While urban life has been overturned by the pandemic, this crisis invites us to think more broadly how the urban is an emergent form that can be redesigned to promote life and human flourishing. The pandemic has reactivated hidden circuits of racialization and social differentiation. The very conditions of living with the virus have posed new questions about the limits of the human, and the possibility of sociability. As an early epicenter, New York City has been forced to question anew its contested globality—both global capital and its dependence on labor and precarity. Over six weeks, the series will pick up these themes related to New York City and its global peers; pandemic urbanisms; race, climate, and housing; and utopian/dystopian imaginaries.
Bettina Judd, Assistant Professor of Gender, Women and Sexuality at the University of Washington
Raymond Givens, Assistant Professor of Medicine at Columbia University

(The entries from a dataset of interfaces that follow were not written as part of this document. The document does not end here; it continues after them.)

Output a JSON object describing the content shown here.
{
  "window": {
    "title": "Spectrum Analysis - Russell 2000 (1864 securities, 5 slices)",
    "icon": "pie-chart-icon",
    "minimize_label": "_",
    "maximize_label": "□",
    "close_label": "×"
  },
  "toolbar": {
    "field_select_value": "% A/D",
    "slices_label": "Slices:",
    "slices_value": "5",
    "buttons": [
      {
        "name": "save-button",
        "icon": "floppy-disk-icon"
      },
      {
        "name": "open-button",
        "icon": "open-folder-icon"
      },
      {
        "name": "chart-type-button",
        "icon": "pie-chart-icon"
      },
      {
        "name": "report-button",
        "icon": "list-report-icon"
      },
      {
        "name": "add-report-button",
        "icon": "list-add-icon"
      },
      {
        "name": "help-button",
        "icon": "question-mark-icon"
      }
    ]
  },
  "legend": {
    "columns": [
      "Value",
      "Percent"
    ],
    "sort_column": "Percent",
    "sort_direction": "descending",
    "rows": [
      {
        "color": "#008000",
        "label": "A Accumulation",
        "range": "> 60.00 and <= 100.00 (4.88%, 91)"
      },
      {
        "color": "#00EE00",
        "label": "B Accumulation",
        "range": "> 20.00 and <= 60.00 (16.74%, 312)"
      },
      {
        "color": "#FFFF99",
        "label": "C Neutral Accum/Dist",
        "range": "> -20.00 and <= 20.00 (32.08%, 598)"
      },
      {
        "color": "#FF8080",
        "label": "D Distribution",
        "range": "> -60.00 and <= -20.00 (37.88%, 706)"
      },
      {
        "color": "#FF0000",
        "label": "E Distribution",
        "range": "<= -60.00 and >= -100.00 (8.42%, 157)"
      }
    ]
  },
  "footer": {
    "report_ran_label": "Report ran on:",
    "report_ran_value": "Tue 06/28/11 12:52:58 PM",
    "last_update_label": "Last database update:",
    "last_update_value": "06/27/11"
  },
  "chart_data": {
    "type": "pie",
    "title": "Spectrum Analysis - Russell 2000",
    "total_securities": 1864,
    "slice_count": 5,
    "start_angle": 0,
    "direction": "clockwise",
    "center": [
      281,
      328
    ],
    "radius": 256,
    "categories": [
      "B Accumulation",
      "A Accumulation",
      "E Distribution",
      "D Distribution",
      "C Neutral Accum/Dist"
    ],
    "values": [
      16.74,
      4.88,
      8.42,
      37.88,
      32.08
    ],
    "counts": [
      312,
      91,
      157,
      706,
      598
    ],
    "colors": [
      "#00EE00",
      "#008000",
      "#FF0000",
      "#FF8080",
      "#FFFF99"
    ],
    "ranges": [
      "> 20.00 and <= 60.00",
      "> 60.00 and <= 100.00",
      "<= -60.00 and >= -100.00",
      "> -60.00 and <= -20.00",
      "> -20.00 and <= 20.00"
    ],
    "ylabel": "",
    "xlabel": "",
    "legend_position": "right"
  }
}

Response by Matthew Sandler, Program Director in American Studies at Columbia University
Moderated by Rita Charon, Professor of Medicine at Columbia University
Free and open to the public; registration required. For more information, please visit the event webpage. Part of the Medical Humanities and Pandemic Urbanisms series.